_Activity_
Give the count of lines below that include the word "Reference", and say nothing else.

_Data_
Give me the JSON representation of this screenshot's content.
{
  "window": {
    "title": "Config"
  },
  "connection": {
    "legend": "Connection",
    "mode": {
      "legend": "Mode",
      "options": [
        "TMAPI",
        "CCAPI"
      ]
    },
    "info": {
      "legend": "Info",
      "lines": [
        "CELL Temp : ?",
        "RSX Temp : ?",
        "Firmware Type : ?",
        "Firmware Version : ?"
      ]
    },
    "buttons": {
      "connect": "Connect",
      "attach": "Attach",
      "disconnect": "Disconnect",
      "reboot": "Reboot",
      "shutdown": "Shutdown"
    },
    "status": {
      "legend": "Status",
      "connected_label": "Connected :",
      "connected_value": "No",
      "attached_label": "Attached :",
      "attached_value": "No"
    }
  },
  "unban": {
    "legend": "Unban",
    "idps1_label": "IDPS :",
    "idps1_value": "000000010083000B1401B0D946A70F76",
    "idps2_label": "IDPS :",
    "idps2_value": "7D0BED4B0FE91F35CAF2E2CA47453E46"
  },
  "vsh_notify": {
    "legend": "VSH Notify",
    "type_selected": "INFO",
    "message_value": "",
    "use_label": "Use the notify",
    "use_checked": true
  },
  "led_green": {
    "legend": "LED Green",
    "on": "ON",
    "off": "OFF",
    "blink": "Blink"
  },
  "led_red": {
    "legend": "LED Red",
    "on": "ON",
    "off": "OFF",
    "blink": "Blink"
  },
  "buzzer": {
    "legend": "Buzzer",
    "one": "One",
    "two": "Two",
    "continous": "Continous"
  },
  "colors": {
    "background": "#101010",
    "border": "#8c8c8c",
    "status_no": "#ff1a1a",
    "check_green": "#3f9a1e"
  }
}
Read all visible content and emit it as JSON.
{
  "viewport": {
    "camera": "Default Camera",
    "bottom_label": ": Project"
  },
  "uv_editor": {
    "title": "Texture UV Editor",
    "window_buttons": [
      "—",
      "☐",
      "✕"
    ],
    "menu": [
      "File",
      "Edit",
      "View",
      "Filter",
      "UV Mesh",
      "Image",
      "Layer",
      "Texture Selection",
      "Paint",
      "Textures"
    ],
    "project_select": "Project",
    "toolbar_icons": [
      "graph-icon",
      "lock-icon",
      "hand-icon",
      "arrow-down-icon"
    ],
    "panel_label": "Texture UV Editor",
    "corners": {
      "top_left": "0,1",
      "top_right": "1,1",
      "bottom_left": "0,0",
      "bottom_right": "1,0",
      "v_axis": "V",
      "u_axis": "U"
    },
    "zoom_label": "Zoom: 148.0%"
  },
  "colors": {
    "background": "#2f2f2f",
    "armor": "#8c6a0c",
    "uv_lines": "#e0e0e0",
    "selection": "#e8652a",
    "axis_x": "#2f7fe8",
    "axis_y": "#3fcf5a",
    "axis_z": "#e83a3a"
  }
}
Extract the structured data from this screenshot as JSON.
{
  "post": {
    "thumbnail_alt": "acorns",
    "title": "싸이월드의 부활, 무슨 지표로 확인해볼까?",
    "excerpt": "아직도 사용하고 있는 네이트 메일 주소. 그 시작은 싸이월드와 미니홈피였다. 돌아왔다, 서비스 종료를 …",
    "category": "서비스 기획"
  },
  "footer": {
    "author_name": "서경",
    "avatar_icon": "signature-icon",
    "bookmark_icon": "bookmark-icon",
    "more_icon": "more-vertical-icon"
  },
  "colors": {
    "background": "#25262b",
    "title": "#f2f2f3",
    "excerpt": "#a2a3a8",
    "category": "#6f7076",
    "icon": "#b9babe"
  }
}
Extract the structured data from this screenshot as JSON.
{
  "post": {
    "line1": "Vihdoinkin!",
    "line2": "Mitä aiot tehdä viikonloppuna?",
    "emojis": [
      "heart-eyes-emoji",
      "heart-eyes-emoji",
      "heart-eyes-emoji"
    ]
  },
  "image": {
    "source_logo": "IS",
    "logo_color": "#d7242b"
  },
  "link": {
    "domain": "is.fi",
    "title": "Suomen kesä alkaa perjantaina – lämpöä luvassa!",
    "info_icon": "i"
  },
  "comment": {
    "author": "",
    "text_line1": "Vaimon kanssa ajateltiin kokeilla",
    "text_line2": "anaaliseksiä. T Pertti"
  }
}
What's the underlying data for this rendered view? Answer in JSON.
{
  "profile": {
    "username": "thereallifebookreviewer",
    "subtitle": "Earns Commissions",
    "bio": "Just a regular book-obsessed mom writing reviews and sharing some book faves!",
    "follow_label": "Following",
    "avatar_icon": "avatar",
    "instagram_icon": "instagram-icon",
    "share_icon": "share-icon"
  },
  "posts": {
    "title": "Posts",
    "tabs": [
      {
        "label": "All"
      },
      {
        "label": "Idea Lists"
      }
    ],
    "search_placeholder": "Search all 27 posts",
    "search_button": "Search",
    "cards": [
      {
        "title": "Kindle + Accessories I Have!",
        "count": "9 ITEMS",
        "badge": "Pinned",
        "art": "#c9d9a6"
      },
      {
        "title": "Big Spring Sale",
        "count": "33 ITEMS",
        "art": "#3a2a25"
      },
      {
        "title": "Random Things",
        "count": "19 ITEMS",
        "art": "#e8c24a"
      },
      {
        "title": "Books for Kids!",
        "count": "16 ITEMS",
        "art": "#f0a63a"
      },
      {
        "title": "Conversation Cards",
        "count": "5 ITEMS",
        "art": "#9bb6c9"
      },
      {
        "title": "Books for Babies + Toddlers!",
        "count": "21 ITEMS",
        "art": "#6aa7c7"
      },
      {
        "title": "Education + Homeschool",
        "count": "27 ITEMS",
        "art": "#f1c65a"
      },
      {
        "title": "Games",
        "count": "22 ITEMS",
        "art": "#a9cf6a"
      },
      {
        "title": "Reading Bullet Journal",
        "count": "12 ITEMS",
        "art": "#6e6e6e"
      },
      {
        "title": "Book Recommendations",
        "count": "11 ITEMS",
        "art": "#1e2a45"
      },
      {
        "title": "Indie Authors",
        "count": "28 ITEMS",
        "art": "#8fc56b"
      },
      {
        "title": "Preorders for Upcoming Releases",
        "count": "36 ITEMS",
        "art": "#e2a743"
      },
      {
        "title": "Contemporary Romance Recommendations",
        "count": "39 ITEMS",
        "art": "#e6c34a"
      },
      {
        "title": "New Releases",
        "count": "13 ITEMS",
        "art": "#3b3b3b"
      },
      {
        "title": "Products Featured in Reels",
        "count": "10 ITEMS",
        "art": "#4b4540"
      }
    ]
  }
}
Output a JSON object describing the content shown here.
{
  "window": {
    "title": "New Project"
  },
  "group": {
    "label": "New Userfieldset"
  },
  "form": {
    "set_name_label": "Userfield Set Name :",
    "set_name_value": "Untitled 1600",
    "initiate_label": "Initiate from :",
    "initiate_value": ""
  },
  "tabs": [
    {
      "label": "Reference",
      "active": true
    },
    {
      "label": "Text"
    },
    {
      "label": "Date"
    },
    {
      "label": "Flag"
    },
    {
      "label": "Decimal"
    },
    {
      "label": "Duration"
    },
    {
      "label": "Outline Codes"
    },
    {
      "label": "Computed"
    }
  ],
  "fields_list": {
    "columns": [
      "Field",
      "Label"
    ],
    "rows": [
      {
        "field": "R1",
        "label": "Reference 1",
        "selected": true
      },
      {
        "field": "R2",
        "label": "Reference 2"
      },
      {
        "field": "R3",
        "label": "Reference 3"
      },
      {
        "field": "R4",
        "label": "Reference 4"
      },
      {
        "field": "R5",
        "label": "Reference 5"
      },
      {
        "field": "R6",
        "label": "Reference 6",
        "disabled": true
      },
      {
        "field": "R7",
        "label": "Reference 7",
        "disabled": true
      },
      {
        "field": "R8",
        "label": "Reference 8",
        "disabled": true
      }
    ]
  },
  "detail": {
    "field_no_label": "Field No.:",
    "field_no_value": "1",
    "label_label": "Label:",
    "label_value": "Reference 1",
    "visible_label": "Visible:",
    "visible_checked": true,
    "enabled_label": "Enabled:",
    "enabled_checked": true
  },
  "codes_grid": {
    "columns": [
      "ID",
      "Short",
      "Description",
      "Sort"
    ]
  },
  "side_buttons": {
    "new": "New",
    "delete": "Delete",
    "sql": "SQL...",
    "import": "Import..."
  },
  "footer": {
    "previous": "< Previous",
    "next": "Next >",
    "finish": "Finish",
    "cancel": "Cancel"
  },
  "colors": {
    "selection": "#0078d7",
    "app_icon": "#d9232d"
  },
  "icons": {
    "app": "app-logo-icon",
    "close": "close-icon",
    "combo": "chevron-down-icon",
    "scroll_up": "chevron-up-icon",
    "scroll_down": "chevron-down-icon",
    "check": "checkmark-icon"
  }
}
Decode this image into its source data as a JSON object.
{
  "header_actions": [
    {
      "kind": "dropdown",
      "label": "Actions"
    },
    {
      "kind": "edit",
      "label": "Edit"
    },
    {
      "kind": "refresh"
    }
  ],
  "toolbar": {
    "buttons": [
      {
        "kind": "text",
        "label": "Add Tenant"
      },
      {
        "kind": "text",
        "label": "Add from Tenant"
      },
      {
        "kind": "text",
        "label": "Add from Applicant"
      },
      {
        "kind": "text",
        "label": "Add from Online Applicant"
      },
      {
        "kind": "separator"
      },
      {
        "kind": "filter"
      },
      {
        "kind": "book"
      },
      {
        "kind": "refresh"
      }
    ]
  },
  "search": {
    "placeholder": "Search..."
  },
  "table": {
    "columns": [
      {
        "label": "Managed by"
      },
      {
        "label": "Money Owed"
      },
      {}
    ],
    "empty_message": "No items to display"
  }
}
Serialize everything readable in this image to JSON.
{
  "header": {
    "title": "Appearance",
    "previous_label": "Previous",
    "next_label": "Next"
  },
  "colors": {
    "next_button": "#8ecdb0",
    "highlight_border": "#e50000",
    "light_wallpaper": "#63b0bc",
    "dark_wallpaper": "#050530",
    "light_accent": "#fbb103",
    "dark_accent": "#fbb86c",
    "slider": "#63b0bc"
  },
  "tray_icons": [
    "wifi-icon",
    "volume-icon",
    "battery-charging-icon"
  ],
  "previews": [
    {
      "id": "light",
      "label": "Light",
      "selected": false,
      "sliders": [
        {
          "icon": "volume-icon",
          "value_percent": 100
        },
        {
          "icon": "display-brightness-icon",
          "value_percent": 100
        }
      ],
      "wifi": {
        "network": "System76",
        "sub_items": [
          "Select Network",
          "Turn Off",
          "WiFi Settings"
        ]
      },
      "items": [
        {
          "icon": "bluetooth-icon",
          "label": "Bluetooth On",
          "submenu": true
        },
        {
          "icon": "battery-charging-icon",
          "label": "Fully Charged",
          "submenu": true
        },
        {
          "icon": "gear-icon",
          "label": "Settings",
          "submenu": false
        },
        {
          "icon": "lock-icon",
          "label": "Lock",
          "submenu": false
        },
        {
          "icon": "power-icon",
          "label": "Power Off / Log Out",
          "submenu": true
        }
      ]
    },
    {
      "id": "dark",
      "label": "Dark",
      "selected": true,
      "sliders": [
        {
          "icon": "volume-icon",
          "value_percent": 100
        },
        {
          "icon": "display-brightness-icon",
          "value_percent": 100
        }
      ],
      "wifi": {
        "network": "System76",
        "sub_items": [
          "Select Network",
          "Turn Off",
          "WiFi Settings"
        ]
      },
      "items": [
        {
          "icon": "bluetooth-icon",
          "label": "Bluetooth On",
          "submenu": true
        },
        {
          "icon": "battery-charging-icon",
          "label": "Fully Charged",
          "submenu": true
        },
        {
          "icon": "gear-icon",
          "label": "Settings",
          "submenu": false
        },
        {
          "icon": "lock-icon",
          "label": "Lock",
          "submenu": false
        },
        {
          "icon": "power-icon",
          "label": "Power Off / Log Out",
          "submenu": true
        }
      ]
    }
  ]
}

_Answer to this exercise_
10